- The Declaration of Independence: a global history
Journal of Imperial and Commonwealth history, Vol. 37, No. 3, Sep 2009, pp. 483-484.
- The Language of Liberty and Law: James Wilson on America's Written Constitution
James R. Zink.
American Political Science Review, Vol. 103, No. 3, Aug 2009, pp. 442-455.
Although contemporary Americans take it for granted that a "constitution" is a written document, written constitutions were almost unprecedented at America's founding. James Wilson, one of the most significant yet overlooked of America's founders, offers a comprehensive theory of America's written constitution. Wilson argues that the written-ness of the U.S. Constitution serves two essential functions. As an initial matter, it memorializes the primacy of liberty by announcing that the authority of government derives only from a free people. Perhaps more importantly, however, the written constitution uplifts and refines the character of its citizens, and thus helps to constitute a people. A review of Wilson's writings and speeches reveals how, even in a rights-centric political order, the written constitution helps to cultivate moderate and civic-minded citizens without diminishing the fundamental importance of individual rights. Adapted from the source document.
- Making headlines: the American Revolution as seen through the British press
International history review, Vol. XXXI, No. 4, Dec 2009, pp. 853.
- Many identities, one nation: the Revolution and its legacy in the mid-Atlantic
American historical review, Vol. 114, No. 5, Dec 2009, pp. 1441-1442.
- Quandaries of War and of Union in North America: 1763-1861
Politics and Society, Vol. 30, No. 1, Mar 2002, pp. 5-49.
The key theoretical idea underlying this article is that an institutional equilibrium in the economic domain can be destroyed or transformed by rapid belief changes in the political domain. Events circa 1776, 1787, and 1860 in the United States are all examined in an attempt to understand the interaction between these economic and political transformations. More explicitly, the author views the economic domain as fundamentally three dimensional, characterized by the use of land, labor, and capital. In contrast to general economic reasoning, he considers the equilibrium in this domain to be institutional, rather than the consequence of the interplay of economic forces. Threats, generated in the political domain, have consequences in the economic domain, and these in turn induce belief changes in the political domain. Such belief changes may bring about war, or constitutional disequilibrium, leading possibly to a new political economic stasis. [Copyright 2002 Sage Publications, Inc.]

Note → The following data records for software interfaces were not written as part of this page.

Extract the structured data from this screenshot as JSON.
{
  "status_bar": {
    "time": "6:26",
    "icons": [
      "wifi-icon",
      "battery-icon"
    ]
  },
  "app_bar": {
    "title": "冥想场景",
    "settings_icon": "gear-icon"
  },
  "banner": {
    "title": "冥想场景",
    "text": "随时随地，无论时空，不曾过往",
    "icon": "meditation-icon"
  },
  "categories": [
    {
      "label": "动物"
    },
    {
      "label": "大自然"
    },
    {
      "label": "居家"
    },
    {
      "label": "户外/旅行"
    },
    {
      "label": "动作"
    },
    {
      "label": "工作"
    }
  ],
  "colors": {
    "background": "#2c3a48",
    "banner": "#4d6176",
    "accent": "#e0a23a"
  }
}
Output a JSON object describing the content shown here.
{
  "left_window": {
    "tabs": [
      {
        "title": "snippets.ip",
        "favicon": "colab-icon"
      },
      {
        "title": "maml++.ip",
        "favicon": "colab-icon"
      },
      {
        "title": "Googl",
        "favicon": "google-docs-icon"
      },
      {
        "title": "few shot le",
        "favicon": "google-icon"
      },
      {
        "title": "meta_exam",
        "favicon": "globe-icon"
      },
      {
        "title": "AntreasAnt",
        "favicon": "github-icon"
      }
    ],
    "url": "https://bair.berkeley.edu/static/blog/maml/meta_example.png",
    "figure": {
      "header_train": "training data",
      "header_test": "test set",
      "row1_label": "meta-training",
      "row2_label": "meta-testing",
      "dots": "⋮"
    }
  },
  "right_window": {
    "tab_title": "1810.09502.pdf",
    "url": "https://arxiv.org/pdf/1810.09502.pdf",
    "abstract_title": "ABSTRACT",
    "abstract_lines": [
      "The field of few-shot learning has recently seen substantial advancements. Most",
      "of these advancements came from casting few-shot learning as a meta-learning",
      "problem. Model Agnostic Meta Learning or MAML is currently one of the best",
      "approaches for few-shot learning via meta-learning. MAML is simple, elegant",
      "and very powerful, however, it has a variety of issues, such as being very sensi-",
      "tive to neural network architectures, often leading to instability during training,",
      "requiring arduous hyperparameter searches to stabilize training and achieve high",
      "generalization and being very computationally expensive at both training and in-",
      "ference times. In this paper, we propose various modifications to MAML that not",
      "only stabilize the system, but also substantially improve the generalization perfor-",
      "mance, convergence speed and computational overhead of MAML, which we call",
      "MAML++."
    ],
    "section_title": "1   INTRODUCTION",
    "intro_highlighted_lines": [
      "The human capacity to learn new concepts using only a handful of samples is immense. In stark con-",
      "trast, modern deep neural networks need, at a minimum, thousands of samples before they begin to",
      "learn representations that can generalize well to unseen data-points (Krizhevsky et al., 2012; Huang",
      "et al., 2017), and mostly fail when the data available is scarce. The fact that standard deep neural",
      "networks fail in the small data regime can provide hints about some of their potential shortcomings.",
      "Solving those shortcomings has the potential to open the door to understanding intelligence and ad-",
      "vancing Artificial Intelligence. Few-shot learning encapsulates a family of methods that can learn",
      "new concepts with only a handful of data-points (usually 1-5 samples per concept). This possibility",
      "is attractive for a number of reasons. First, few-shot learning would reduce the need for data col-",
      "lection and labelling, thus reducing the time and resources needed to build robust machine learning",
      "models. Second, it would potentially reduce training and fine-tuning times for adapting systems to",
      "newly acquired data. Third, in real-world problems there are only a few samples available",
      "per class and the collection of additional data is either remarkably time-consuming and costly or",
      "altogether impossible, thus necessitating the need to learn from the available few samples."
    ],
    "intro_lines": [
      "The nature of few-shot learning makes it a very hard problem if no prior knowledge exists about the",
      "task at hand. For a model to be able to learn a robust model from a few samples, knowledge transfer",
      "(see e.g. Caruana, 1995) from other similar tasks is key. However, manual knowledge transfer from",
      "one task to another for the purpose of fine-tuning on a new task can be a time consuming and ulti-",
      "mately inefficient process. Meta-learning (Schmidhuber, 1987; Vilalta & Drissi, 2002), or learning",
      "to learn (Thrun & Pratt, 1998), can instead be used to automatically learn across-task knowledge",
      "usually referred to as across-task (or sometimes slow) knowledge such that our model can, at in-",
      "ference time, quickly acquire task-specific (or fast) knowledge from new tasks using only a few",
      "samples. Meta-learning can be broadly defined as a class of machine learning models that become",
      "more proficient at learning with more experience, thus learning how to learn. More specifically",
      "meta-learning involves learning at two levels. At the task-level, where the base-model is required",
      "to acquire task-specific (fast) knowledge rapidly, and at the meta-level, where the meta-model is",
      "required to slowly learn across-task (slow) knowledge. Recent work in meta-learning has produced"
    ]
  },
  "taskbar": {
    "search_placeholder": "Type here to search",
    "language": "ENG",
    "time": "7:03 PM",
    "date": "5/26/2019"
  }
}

- The assumptions of the Founders in 1787
Social Science Quarterly, Vol. 68, No. Dec 87, 1987, pp. 656-668.
Argues that the historical treatment of the Constitution has attained considerable depth because it has freed itself of the worst of outside pressures, and has generated its leading questions from close examination of evidence. Offers as an example of the force of the 'inside' an examination of the assumptions of the founders about the nature of man in history and their importance in the conception of the Constitution. (Abstract amended)
- The changing view of the founding and a new perspective on American political theory

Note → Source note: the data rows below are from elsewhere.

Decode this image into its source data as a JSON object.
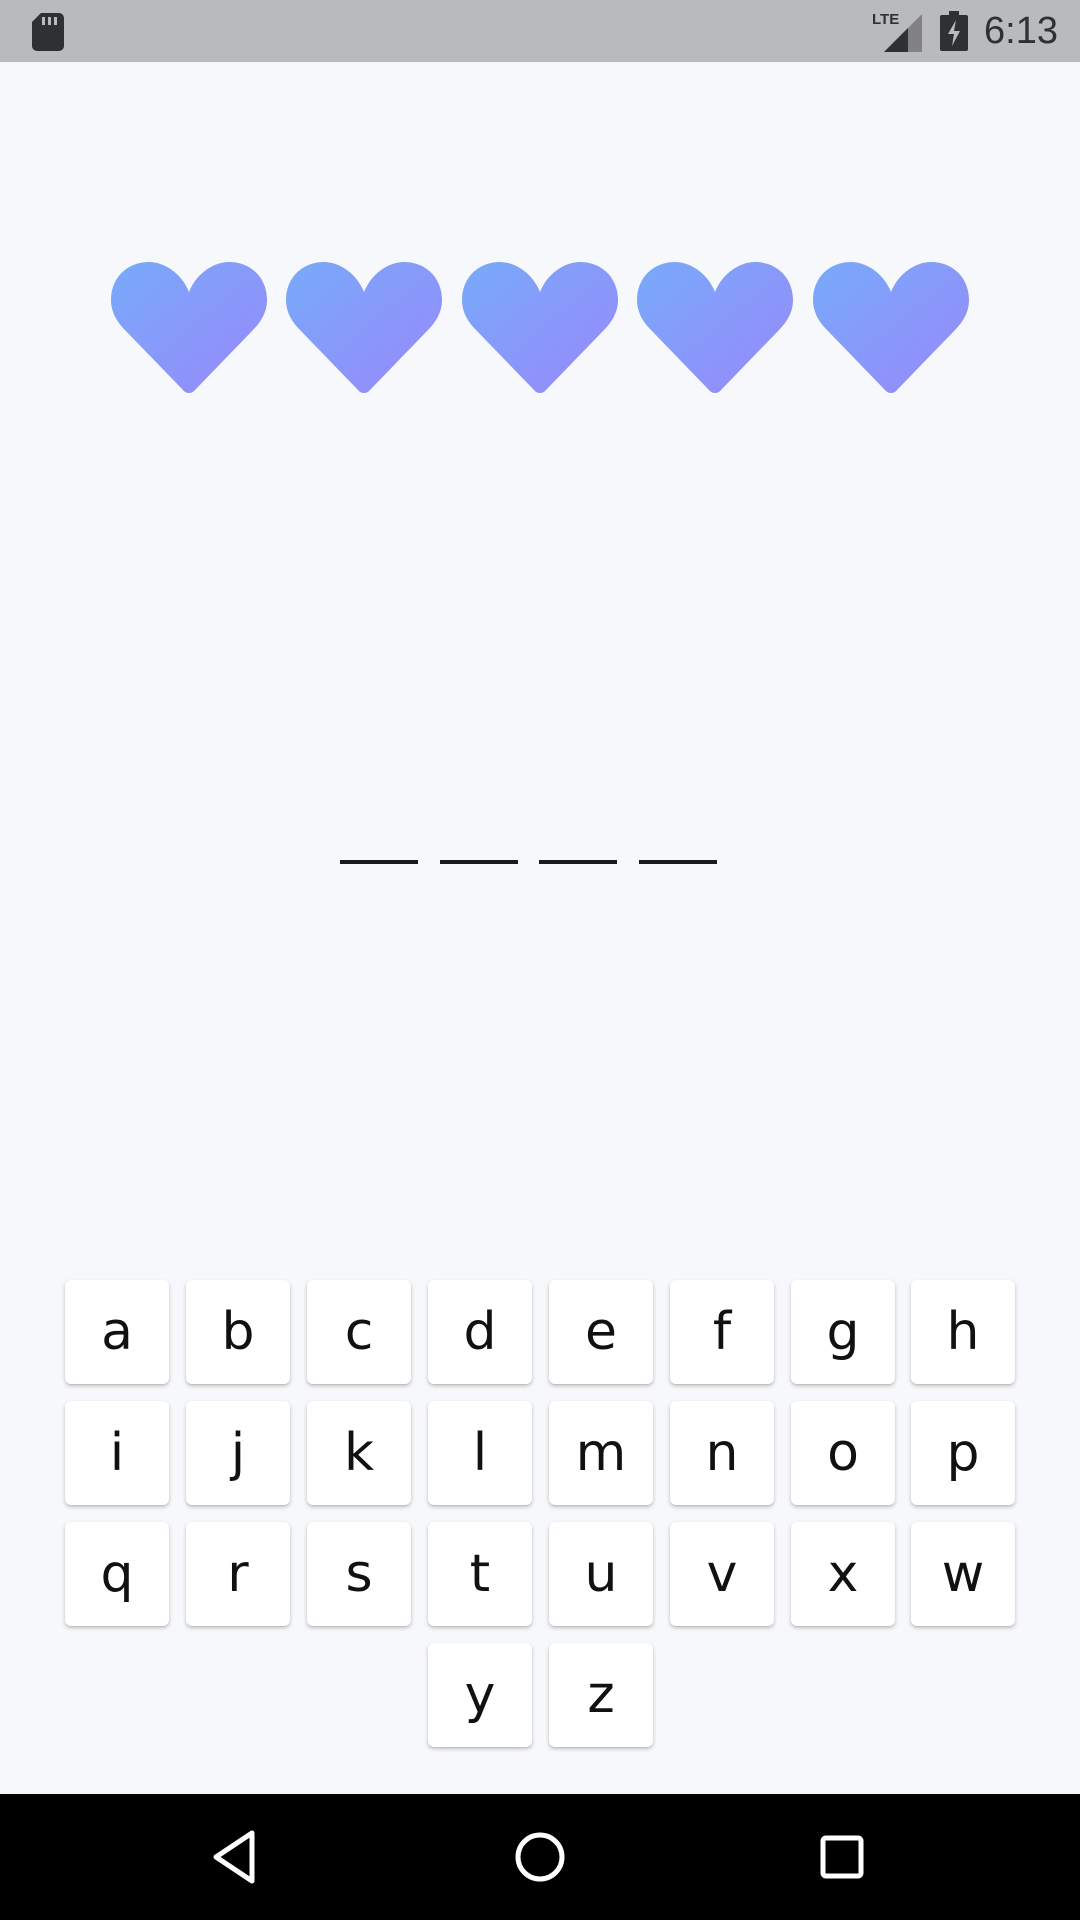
{
  "status_bar": {
    "time": "6:13",
    "network": "LTE",
    "icons": [
      "sd-card-icon",
      "lte-signal-icon",
      "battery-charging-icon"
    ]
  },
  "game": {
    "lives": 5,
    "heart_icon": "heart-icon",
    "heart_gradient": [
      "#78aafa",
      "#9888fa"
    ],
    "word_length": 4,
    "blank_color": "#1a1a1a"
  },
  "keyboard": {
    "rows": [
      [
        "a",
        "b",
        "c",
        "d",
        "e",
        "f",
        "g",
        "h"
      ],
      [
        "i",
        "j",
        "k",
        "l",
        "m",
        "n",
        "o",
        "p"
      ],
      [
        "q",
        "r",
        "s",
        "t",
        "u",
        "v",
        "x",
        "w"
      ],
      [
        "y",
        "z"
      ]
    ]
  },
  "nav_bar": {
    "buttons": [
      "back-icon",
      "home-icon",
      "recents-icon"
    ]
  },
  "colors": {
    "background": "#f7f8fb",
    "status_bar": "#b9babe",
    "nav_bar": "#000000",
    "key": "#ffffff"
  }
}
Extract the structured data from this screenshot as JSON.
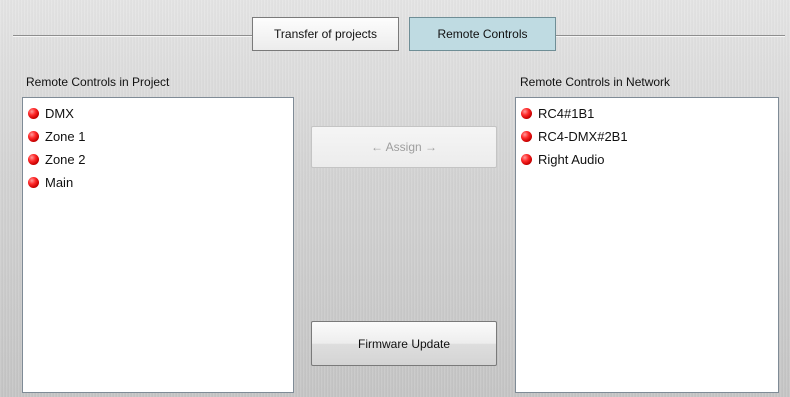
{
  "tabs": [
    {
      "label": "Transfer of projects",
      "active": false
    },
    {
      "label": "Remote Controls",
      "active": true
    }
  ],
  "project_panel": {
    "label": "Remote Controls in Project",
    "items": [
      "DMX",
      "Zone 1",
      "Zone 2",
      "Main"
    ]
  },
  "network_panel": {
    "label": "Remote Controls in Network",
    "items": [
      "RC4#1B1",
      "RC4-DMX#2B1",
      "Right Audio"
    ]
  },
  "buttons": {
    "assign_label": "← Assign →",
    "assign_enabled": false,
    "firmware_label": "Firmware Update"
  },
  "colors": {
    "active_tab": "#bfdbe2",
    "status_led": "#e00000",
    "disabled_text": "#9e9e9e"
  },
  "icons": {
    "status_indicator": "red-led-icon"
  }
}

D. S. Lutz.
Social Science Quarterly, Vol. 68, No. Dec 87, 1987, pp. 669-686.
The view of American political theory held by historians and political scientists in the 1940s is compared with their general view today. The scholarly process leading to the new view is outlined. The essential change is to view the Constitution as a text that must be read in conjunction with state constitutions, the pamphlet literature of the late 1700s, and a wider range of European political theorists than was previously considered relevant. (Original abstract)
- States, republics, and empires: the American founding in early modern perspective
J. G. A. Pocock.
Social Science Quarterly, Vol. 68, No. Dec 87, 1987, pp. 703-723.
Views the founding by situating key terms in its language in contexts provided by the history of early modern political discourse. Argues that the terms 'federative' and 'federal' had to be transformed since the 'federative' power was concerned with the relations between sovereigns and not with the formation of sovereignty. Concludes by examining the presidency as the monarchical component of an imperial republic, and shows that the phenomena of early modern monarchy-including a system of counsel, a court, and a palace-have remained part of its history. (Abstract amended)